The Sisemore-Mullins Shooting - 1898
John Tom Sisemore was a deputy United States marshal renowned for tracking down violators of federal law, especially moonshiners, whiskey runner, post office robbers, and other offenders. To deal with nightly bouts of drunken gunfire and illegal whiskey sales, Ruston hired Deputy United States Marshal John Tom Sisemore as a police officer and later as police chief in the late 1890s. Sisemore frequently arrested a notorious bootlegger named Frank Mullins for federal and city liquor violations. Sisemore and Mullins met in a final showdown on this corner on the stormy evening of February 26, 1898. At about 8:00p.m., a string of gunshots filled the air and Sisemore prowled the rain-dampened streets in search of the culprit. Sisemore encountered Mullins on this corner. In an exchange of gunfire, Mullins was wounded by Sisemore’s shotgun and died at a nearby boarding house. Sisemore would later be ambushed and killed in apparent retaliation. Sisemore’s brief career and death helped mold Ruston’s path into the new century. The attitudes towards alcohol and lawlessness in Ruston’s early days endured for decades.

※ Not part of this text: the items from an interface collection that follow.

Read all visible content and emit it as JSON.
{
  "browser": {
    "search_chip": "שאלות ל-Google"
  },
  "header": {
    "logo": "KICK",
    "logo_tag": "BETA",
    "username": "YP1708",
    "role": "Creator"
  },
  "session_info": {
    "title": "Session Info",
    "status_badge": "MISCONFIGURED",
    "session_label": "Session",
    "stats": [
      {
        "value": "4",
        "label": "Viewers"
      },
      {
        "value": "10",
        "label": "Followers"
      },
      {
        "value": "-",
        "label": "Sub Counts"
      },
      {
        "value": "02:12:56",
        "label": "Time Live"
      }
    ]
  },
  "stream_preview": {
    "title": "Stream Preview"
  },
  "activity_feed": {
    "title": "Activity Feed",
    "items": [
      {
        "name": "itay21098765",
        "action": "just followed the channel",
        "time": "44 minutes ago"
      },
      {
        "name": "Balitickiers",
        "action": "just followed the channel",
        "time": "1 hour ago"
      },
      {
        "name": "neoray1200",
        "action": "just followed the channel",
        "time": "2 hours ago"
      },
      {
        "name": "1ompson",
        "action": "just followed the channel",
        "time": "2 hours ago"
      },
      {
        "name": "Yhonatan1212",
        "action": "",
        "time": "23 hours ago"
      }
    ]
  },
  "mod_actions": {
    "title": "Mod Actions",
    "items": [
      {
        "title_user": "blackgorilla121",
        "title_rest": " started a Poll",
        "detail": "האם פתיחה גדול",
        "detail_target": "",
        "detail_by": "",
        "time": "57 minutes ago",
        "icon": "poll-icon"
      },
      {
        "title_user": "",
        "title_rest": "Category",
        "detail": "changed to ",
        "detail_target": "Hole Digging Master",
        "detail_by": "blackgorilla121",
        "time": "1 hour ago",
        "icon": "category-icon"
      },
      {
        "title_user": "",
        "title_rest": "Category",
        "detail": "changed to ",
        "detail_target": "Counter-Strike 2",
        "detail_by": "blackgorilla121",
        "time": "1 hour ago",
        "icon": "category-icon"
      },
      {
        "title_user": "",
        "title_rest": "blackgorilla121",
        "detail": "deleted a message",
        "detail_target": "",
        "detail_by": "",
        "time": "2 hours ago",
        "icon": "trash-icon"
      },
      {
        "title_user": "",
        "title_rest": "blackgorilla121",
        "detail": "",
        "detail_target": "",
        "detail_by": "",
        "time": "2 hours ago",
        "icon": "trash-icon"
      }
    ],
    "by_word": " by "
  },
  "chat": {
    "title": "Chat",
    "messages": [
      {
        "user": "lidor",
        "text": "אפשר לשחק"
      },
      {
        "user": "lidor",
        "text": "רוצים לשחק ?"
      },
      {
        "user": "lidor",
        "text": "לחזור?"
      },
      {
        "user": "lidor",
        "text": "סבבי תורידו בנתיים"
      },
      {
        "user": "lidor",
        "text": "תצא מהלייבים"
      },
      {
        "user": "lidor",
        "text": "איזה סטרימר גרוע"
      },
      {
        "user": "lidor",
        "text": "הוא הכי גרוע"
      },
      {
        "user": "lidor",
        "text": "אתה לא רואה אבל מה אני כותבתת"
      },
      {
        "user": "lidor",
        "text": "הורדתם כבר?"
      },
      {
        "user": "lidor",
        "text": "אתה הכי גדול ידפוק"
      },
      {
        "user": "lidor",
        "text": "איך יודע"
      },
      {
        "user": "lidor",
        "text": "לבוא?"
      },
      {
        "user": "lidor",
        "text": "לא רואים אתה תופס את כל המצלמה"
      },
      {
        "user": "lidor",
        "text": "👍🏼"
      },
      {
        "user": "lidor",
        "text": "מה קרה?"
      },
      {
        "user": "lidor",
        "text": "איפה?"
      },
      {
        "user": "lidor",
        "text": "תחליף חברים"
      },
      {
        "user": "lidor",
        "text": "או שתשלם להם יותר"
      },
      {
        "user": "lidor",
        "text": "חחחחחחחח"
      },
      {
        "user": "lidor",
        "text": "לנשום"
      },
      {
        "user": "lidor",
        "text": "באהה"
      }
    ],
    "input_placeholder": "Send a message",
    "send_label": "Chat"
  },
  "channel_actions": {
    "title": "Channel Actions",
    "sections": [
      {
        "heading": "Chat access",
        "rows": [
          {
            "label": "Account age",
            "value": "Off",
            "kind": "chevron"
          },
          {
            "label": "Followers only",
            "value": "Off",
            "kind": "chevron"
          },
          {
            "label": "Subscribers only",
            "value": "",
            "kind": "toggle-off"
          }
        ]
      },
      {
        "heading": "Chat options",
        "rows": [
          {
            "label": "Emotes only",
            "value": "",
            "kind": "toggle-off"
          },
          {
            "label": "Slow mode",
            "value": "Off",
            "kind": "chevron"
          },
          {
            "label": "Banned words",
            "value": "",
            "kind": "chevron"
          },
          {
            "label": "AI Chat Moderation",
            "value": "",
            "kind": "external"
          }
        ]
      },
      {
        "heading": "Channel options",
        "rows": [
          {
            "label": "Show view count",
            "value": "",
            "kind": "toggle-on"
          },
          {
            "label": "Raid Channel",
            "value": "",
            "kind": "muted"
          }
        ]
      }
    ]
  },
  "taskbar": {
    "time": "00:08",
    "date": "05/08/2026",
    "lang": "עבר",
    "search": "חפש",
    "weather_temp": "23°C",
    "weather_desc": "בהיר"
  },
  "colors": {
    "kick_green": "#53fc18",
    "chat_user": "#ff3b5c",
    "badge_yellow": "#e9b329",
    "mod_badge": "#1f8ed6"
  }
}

The city would remain "dry" for nearly 75 more years before legal alcohol was sold in the 1970’s.
Chief of Police John Tom Sisemore